Connelly Hospital marks James’s execution in 1916

Connelly Hospital marks James’s execution in 1916
On Friday 13th of May, 100 years and one day after the execution of James Connelly, a Giant Redwood was planted in his memory in the grounds of the hospital in Blanchardstown named in his honour. This is to match a somewhat older and bigger Sequoiadendron giganteum in the centre of the entrance roundabout to the hospital. (Probably circa 140 years old) Thanks to Karl Dalton who is manager of the grounds in the hospital for inviting the Tree Council be part of the...

St Enda’s Pearse brothers commemorative planting

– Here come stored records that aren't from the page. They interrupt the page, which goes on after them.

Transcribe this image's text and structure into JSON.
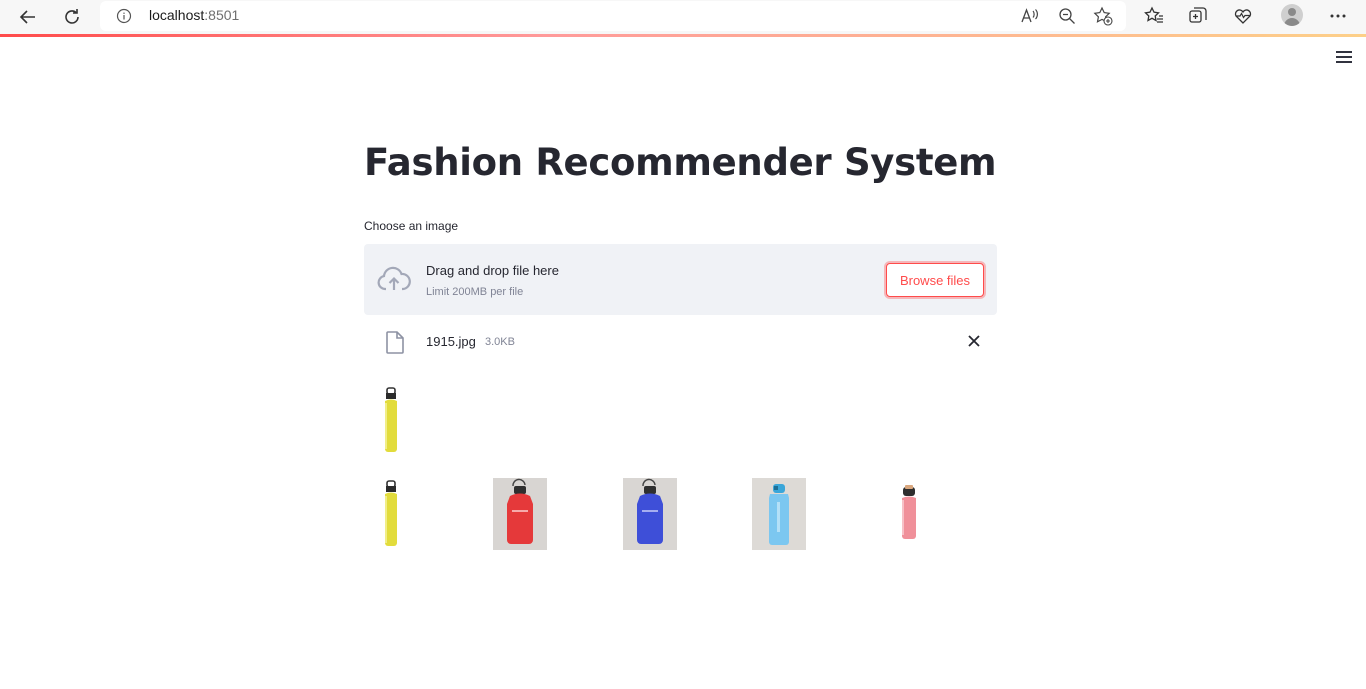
{
  "browser": {
    "url_host": "localhost",
    "url_port": ":8501",
    "icons": [
      "back-arrow-icon",
      "refresh-icon",
      "info-icon",
      "read-aloud-icon",
      "zoom-out-icon",
      "add-favorite-icon",
      "favorites-icon",
      "collections-icon",
      "performance-icon",
      "profile-avatar",
      "more-icon"
    ],
    "read_aloud_glyph": "Aᴬ"
  },
  "app": {
    "title": "Fashion Recommender System",
    "uploader": {
      "label": "Choose an image",
      "drag_text": "Drag and drop file here",
      "limit_text": "Limit 200MB per file",
      "browse_label": "Browse files",
      "accent_color": "#ff4b4b"
    },
    "uploaded_file": {
      "name": "1915.jpg",
      "size": "3.0KB"
    },
    "images": {
      "query": {
        "description": "yellow bottle"
      },
      "recommendations": [
        {
          "description": "yellow bottle"
        },
        {
          "description": "red bottle"
        },
        {
          "description": "blue bottle"
        },
        {
          "description": "light blue bottle"
        },
        {
          "description": "pink bottle"
        }
      ]
    }
  }
}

St Enda’s Pearse brothers commemorative planting
Tree Council President Kevin Hutchinson planted a tree in memory of Patrick and Willie Pearse in St Enda’s Park  on the 100th anniversary of their execution. The ceremony was jointly organised with Dr Matthew Jebb, Director of the Botanic Gardens.   ConCurator Brian, Eoin McGloughlin, Ladies and Gentlemen, I feel greatly honoured to represent the Tree Council of Ireland on this very special occasion. 100 years ago brothers Patrick and Willie Pearse made the ultimate sacrifice so that to-day Ireland can take its place among the nations of the earth as a free and independent country. Their sacrifice, and those of the others who died, has given rise to a country, though small in size and population, wields considerable influence in world affairs. This would not have been possible had we not gained our independence. The Tree Council of Ireland is an umbrella body representing more than 50 organisations with an interest in or love of trees and forestry. Given the Pearse brothers’ interest in nature, including having it studied here at St. Endas, it is entirely appropriate to be planting two Irish Oak trees here in their memory. The Tree Council is delighted to be given the opportunity to sponsor these trees and to be associated with the occasion. Kevin Hutchinson Below, Kevin with some descendants of the Pearse...